Material for this task
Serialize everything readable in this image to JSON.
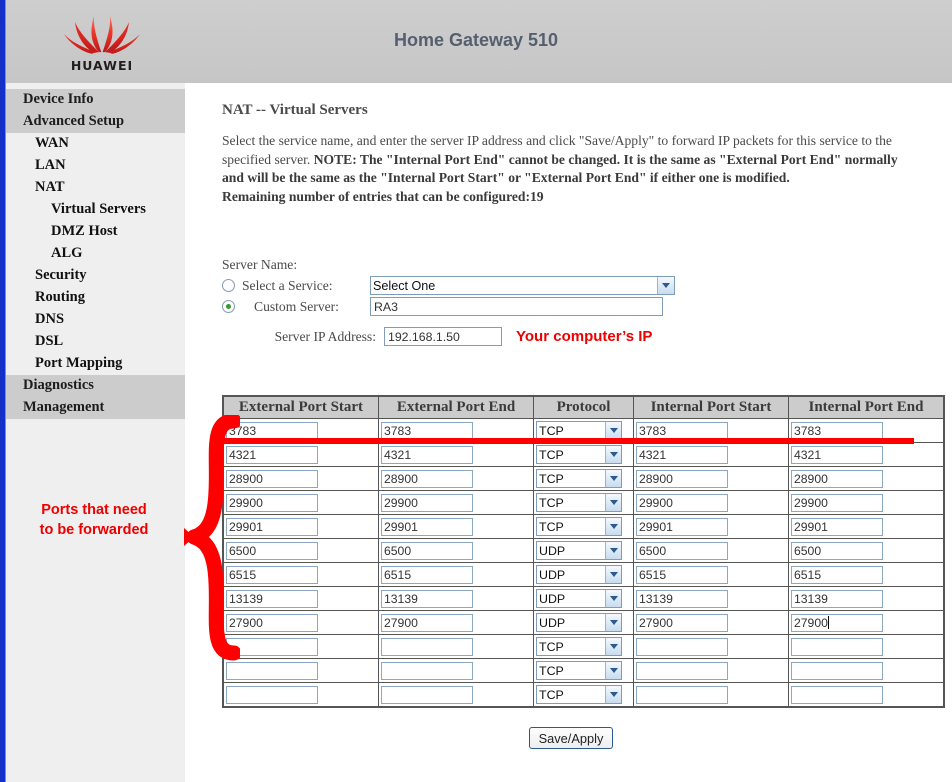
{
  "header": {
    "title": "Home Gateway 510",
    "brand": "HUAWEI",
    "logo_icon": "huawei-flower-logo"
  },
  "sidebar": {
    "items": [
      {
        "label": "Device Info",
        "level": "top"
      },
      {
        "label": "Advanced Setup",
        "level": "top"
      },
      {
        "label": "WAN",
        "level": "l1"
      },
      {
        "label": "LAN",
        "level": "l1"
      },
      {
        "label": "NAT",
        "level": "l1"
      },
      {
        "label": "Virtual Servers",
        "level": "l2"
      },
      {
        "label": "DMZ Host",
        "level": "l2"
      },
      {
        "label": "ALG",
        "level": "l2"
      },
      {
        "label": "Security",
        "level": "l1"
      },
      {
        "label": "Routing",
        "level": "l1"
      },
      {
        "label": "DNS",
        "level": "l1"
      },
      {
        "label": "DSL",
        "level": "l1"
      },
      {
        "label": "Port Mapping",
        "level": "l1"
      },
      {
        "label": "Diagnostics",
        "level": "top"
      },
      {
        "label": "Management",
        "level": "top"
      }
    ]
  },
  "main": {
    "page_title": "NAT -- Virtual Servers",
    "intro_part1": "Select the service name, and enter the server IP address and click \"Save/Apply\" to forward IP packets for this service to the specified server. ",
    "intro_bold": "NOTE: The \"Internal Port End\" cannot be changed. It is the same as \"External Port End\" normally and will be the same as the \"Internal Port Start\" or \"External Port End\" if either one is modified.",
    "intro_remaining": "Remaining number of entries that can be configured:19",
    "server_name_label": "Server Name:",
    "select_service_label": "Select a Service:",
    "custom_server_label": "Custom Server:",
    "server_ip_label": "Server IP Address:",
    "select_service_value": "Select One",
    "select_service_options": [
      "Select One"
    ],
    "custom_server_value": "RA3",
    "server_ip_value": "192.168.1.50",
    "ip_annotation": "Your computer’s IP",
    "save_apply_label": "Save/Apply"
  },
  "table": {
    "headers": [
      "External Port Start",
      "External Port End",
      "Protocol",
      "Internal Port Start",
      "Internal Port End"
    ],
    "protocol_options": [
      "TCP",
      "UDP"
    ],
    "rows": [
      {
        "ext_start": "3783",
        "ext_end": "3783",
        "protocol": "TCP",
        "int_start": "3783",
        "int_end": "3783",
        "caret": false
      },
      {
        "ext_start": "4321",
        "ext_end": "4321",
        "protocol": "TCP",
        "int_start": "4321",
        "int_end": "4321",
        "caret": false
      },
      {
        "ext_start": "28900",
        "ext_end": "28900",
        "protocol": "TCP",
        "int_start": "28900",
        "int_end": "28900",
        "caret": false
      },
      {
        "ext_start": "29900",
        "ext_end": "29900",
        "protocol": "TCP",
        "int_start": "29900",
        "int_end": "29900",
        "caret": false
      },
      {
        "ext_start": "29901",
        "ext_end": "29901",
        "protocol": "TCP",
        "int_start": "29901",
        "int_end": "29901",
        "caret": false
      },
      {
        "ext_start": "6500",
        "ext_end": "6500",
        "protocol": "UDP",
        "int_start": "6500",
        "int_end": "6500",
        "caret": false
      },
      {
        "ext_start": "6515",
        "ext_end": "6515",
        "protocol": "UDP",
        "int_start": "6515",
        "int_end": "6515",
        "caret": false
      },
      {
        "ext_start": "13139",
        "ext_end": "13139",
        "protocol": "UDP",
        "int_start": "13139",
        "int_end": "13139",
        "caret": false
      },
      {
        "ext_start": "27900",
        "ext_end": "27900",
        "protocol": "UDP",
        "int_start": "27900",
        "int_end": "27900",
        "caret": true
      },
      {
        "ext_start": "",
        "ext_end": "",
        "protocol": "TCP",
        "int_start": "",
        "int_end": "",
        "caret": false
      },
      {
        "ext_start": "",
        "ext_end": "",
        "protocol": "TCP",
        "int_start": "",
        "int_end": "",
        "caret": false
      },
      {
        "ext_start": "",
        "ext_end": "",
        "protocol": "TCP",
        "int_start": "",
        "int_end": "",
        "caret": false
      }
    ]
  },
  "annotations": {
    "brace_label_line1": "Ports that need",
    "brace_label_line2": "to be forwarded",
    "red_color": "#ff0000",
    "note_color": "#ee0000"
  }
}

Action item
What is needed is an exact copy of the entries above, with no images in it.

The completed task
Serialize everything readable in this image to JSON.
{
  "header": {
    "title": "Home Gateway 510",
    "brand": "HUAWEI",
    "logo_icon": "huawei-flower-logo"
  },
  "sidebar": {
    "items": [
      {
        "label": "Device Info",
        "level": "top"
      },
      {
        "label": "Advanced Setup",
        "level": "top"
      },
      {
        "label": "WAN",
        "level": "l1"
      },
      {
        "label": "LAN",
        "level": "l1"
      },
      {
        "label": "NAT",
        "level": "l1"
      },
      {
        "label": "Virtual Servers",
        "level": "l2"
      },
      {
        "label": "DMZ Host",
        "level": "l2"
      },
      {
        "label": "ALG",
        "level": "l2"
      },
      {
        "label": "Security",
        "level": "l1"
      },
      {
        "label": "Routing",
        "level": "l1"
      },
      {
        "label": "DNS",
        "level": "l1"
      },
      {
        "label": "DSL",
        "level": "l1"
      },
      {
        "label": "Port Mapping",
        "level": "l1"
      },
      {
        "label": "Diagnostics",
        "level": "top"
      },
      {
        "label": "Management",
        "level": "top"
      }
    ]
  },
  "main": {
    "page_title": "NAT -- Virtual Servers",
    "intro_part1": "Select the service name, and enter the server IP address and click \"Save/Apply\" to forward IP packets for this service to the specified server. ",
    "intro_bold": "NOTE: The \"Internal Port End\" cannot be changed. It is the same as \"External Port End\" normally and will be the same as the \"Internal Port Start\" or \"External Port End\" if either one is modified.",
    "intro_remaining": "Remaining number of entries that can be configured:19",
    "server_name_label": "Server Name:",
    "select_service_label": "Select a Service:",
    "custom_server_label": "Custom Server:",
    "server_ip_label": "Server IP Address:",
    "select_service_value": "Select One",
    "select_service_options": [
      "Select One"
    ],
    "custom_server_value": "RA3",
    "server_ip_value": "192.168.1.50",
    "ip_annotation": "Your computer’s IP",
    "save_apply_label": "Save/Apply"
  },
  "table": {
    "headers": [
      "External Port Start",
      "External Port End",
      "Protocol",
      "Internal Port Start",
      "Internal Port End"
    ],
    "protocol_options": [
      "TCP",
      "UDP"
    ],
    "rows": [
      {
        "ext_start": "3783",
        "ext_end": "3783",
        "protocol": "TCP",
        "int_start": "3783",
        "int_end": "3783",
        "caret": false
      },
      {
        "ext_start": "4321",
        "ext_end": "4321",
        "protocol": "TCP",
        "int_start": "4321",
        "int_end": "4321",
        "caret": false
      },
      {
        "ext_start": "28900",
        "ext_end": "28900",
        "protocol": "TCP",
        "int_start": "28900",
        "int_end": "28900",
        "caret": false
      },
      {
        "ext_start": "29900",
        "ext_end": "29900",
        "protocol": "TCP",
        "int_start": "29900",
        "int_end": "29900",
        "caret": false
      },
      {
        "ext_start": "29901",
        "ext_end": "29901",
        "protocol": "TCP",
        "int_start": "29901",
        "int_end": "29901",
        "caret": false
      },
      {
        "ext_start": "6500",
        "ext_end": "6500",
        "protocol": "UDP",
        "int_start": "6500",
        "int_end": "6500",
        "caret": false
      },
      {
        "ext_start": "6515",
        "ext_end": "6515",
        "protocol": "UDP",
        "int_start": "6515",
        "int_end": "6515",
        "caret": false
      },
      {
        "ext_start": "13139",
        "ext_end": "13139",
        "protocol": "UDP",
        "int_start": "13139",
        "int_end": "13139",
        "caret": false
      },
      {
        "ext_start": "27900",
        "ext_end": "27900",
        "protocol": "UDP",
        "int_start": "27900",
        "int_end": "27900",
        "caret": true
      },
      {
        "ext_start": "",
        "ext_end": "",
        "protocol": "TCP",
        "int_start": "",
        "int_end": "",
        "caret": false
      },
      {
        "ext_start": "",
        "ext_end": "",
        "protocol": "TCP",
        "int_start": "",
        "int_end": "",
        "caret": false
      },
      {
        "ext_start": "",
        "ext_end": "",
        "protocol": "TCP",
        "int_start": "",
        "int_end": "",
        "caret": false
      }
    ]
  },
  "annotations": {
    "brace_label_line1": "Ports that need",
    "brace_label_line2": "to be forwarded",
    "red_color": "#ff0000",
    "note_color": "#ee0000"
  }
}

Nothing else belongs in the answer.